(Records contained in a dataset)
Content starts
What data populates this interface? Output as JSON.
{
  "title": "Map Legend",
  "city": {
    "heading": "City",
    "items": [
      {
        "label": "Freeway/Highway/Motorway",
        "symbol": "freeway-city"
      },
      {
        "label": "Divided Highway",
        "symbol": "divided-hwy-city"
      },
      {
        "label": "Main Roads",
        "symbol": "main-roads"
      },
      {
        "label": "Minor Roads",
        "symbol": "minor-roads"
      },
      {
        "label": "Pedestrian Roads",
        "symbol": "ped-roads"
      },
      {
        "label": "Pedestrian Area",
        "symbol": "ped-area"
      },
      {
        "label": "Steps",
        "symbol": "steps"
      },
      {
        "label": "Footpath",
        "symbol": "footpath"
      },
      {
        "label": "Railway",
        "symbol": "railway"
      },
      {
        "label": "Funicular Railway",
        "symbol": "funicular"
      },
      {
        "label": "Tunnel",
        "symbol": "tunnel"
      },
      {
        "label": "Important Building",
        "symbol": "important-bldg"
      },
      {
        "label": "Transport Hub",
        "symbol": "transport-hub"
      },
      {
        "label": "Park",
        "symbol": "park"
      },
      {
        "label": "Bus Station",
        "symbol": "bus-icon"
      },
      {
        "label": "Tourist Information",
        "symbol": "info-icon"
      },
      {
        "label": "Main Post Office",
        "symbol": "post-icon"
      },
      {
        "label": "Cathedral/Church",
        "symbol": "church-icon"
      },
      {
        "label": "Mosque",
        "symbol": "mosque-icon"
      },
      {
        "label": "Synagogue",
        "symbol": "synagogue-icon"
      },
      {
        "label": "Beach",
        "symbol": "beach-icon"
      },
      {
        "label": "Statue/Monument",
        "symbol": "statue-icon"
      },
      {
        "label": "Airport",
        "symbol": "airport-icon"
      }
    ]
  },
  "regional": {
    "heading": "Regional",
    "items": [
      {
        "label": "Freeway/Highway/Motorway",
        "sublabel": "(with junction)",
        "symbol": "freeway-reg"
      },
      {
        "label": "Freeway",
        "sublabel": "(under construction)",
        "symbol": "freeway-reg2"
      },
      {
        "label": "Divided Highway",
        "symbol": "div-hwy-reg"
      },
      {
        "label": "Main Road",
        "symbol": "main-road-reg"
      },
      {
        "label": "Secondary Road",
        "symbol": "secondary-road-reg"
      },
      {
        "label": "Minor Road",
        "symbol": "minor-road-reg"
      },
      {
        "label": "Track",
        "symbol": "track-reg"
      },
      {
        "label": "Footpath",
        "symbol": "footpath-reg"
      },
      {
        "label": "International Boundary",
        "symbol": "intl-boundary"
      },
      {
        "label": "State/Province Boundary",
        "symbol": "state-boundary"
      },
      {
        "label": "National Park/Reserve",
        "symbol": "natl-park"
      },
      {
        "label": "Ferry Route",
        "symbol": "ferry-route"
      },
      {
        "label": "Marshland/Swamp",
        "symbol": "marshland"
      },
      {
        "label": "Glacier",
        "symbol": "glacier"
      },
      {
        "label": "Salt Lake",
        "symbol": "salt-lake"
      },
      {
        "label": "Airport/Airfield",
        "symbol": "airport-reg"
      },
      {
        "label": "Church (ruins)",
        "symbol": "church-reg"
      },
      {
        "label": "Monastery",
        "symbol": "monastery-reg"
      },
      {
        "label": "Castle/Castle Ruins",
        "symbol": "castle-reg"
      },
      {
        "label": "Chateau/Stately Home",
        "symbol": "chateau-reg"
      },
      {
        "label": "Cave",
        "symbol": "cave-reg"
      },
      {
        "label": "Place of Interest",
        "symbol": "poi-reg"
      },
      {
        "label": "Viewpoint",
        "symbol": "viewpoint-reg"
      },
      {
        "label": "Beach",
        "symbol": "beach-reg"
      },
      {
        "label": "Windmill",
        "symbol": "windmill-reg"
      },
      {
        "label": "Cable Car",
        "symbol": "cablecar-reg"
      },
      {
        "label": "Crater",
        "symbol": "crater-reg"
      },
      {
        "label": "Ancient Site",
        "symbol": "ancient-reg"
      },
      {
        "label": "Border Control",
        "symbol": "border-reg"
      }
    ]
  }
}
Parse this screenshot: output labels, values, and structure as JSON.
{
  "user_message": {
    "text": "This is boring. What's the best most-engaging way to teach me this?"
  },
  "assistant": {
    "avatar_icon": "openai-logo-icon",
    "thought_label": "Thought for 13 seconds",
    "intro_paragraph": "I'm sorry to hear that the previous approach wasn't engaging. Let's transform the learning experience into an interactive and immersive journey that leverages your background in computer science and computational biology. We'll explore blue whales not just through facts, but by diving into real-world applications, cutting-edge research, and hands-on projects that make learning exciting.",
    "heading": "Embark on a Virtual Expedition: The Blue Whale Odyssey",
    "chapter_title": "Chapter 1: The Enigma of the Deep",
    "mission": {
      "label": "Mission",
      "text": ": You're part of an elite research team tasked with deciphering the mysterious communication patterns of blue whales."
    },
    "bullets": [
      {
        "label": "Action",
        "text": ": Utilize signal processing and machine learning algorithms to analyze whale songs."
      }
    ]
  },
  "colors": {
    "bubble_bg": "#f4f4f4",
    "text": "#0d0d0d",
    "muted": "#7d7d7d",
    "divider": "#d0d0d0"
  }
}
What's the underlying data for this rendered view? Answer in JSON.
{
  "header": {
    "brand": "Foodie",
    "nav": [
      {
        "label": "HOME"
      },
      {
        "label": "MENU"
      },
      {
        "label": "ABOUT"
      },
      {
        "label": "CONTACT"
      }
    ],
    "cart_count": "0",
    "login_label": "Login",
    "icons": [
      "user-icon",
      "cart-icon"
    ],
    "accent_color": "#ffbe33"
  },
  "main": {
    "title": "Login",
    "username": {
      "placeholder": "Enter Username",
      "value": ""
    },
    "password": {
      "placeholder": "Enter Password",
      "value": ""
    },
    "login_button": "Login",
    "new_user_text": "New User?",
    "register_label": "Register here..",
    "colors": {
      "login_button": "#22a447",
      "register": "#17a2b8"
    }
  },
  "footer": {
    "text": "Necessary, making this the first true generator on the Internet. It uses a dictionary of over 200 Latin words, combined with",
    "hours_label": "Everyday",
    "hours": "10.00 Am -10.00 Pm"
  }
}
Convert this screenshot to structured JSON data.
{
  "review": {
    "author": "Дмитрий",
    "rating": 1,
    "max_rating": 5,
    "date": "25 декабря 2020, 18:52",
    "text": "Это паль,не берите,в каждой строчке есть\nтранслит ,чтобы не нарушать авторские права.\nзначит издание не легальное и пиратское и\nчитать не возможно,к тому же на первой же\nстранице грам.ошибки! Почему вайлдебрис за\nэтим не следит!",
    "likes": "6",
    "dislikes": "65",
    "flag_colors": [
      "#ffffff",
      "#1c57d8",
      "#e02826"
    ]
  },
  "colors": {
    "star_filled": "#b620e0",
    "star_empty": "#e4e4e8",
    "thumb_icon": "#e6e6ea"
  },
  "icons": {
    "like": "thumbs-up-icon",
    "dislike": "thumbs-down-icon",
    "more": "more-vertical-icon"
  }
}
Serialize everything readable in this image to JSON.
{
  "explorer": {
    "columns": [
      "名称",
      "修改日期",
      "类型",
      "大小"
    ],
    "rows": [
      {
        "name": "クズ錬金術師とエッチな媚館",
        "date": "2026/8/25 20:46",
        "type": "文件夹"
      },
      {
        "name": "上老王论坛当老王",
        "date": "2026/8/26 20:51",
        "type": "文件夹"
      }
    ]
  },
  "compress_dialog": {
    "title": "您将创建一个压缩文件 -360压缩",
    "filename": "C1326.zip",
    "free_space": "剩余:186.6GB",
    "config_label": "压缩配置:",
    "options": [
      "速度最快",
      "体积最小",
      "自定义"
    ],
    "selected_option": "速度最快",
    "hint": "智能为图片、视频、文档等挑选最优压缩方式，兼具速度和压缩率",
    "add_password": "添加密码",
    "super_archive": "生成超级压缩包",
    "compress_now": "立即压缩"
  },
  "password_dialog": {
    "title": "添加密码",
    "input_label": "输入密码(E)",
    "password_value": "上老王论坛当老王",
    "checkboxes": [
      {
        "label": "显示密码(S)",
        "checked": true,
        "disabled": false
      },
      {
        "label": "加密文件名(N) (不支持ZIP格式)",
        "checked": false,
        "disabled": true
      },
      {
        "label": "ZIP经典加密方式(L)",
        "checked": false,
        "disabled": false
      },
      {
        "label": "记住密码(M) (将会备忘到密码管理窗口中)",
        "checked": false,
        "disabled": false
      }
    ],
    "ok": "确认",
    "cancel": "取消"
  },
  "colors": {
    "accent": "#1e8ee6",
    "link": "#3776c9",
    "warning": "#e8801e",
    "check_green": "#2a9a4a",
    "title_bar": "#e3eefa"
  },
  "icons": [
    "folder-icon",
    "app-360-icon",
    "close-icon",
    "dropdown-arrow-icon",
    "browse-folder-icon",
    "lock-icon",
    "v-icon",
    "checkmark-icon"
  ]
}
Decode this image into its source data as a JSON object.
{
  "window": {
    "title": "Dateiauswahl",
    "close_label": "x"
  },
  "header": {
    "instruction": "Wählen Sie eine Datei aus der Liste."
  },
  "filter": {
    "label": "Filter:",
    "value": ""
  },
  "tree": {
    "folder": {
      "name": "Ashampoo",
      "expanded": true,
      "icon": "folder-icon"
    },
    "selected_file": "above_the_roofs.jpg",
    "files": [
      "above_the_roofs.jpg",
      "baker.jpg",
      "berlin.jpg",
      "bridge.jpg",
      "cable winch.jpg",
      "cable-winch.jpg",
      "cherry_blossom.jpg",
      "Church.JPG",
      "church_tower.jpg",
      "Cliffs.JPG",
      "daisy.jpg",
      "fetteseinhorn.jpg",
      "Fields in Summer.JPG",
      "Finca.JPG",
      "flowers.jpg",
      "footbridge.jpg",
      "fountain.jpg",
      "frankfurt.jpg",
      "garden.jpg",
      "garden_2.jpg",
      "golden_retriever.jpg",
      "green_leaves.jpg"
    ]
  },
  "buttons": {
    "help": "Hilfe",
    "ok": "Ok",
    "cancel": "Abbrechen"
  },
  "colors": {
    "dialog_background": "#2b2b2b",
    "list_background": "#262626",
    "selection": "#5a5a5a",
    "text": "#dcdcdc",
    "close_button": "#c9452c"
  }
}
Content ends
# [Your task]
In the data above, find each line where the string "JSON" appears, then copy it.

# [Result for this task]
What data populates this interface? Output as JSON.
Parse this screenshot: output labels, values, and structure as JSON.
What's the underlying data for this rendered view? Answer in JSON.
Convert this screenshot to structured JSON data.
Serialize everything readable in this image to JSON.
Decode this image into its source data as a JSON object.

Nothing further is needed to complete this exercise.